### What this task involves
Once the records have been read, set every one down as it stands.
+++ Dataset excerpts
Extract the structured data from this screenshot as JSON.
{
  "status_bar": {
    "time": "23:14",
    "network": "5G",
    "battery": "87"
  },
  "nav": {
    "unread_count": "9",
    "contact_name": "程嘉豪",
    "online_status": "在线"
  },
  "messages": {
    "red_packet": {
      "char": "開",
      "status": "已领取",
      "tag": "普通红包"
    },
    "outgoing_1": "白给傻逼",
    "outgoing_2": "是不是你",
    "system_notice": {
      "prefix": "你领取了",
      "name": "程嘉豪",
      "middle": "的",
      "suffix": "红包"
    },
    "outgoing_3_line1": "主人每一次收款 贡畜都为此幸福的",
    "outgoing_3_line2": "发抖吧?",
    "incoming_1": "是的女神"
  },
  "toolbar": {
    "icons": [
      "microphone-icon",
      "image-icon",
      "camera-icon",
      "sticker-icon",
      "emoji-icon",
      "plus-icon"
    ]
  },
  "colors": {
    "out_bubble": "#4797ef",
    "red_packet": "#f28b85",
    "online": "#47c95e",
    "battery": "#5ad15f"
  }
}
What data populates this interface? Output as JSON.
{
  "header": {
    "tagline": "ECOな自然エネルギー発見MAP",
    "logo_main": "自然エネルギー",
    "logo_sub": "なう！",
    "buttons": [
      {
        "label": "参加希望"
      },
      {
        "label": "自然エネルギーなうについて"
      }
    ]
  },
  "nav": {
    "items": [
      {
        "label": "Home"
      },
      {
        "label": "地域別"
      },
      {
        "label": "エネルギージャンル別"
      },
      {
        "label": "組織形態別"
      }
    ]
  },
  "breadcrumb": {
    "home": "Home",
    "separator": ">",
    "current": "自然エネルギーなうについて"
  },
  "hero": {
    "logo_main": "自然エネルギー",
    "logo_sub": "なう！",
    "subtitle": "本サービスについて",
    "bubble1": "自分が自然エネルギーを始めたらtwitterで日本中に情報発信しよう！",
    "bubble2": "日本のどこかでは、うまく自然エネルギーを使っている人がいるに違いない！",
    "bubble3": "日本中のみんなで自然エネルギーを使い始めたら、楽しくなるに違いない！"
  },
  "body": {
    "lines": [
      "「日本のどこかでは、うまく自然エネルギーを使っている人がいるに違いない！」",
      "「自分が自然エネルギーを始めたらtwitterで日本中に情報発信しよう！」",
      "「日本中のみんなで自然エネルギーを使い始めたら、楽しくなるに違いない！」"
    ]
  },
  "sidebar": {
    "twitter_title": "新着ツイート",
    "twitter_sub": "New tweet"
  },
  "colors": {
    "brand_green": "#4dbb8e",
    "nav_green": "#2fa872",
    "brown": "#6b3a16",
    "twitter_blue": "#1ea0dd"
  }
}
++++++
### Exercise solution
Extract the structured data from this screenshot as JSON.
{
  "status_bar": {
    "time": "23:14",
    "network": "5G",
    "battery": "87"
  },
  "nav": {
    "unread_count": "9",
    "contact_name": "程嘉豪",
    "online_status": "在线"
  },
  "messages": {
    "red_packet": {
      "char": "開",
      "status": "已领取",
      "tag": "普通红包"
    },
    "outgoing_1": "白给傻逼",
    "outgoing_2": "是不是你",
    "system_notice": {
      "prefix": "你领取了",
      "name": "程嘉豪",
      "middle": "的",
      "suffix": "红包"
    },
    "outgoing_3_line1": "主人每一次收款 贡畜都为此幸福的",
    "outgoing_3_line2": "发抖吧?",
    "incoming_1": "是的女神"
  },
  "toolbar": {
    "icons": [
      "microphone-icon",
      "image-icon",
      "camera-icon",
      "sticker-icon",
      "emoji-icon",
      "plus-icon"
    ]
  },
  "colors": {
    "out_bubble": "#4797ef",
    "red_packet": "#f28b85",
    "online": "#47c95e",
    "battery": "#5ad15f"
  }
}
What data populates this interface? Output as JSON.
{
  "header": {
    "tagline": "ECOな自然エネルギー発見MAP",
    "logo_main": "自然エネルギー",
    "logo_sub": "なう！",
    "buttons": [
      {
        "label": "参加希望"
      },
      {
        "label": "自然エネルギーなうについて"
      }
    ]
  },
  "nav": {
    "items": [
      {
        "label": "Home"
      },
      {
        "label": "地域別"
      },
      {
        "label": "エネルギージャンル別"
      },
      {
        "label": "組織形態別"
      }
    ]
  },
  "breadcrumb": {
    "home": "Home",
    "separator": ">",
    "current": "自然エネルギーなうについて"
  },
  "hero": {
    "logo_main": "自然エネルギー",
    "logo_sub": "なう！",
    "subtitle": "本サービスについて",
    "bubble1": "自分が自然エネルギーを始めたらtwitterで日本中に情報発信しよう！",
    "bubble2": "日本のどこかでは、うまく自然エネルギーを使っている人がいるに違いない！",
    "bubble3": "日本中のみんなで自然エネルギーを使い始めたら、楽しくなるに違いない！"
  },
  "body": {
    "lines": [
      "「日本のどこかでは、うまく自然エネルギーを使っている人がいるに違いない！」",
      "「自分が自然エネルギーを始めたらtwitterで日本中に情報発信しよう！」",
      "「日本中のみんなで自然エネルギーを使い始めたら、楽しくなるに違いない！」"
    ]
  },
  "sidebar": {
    "twitter_title": "新着ツイート",
    "twitter_sub": "New tweet"
  },
  "colors": {
    "brand_green": "#4dbb8e",
    "nav_green": "#2fa872",
    "brown": "#6b3a16",
    "twitter_blue": "#1ea0dd"
  }
}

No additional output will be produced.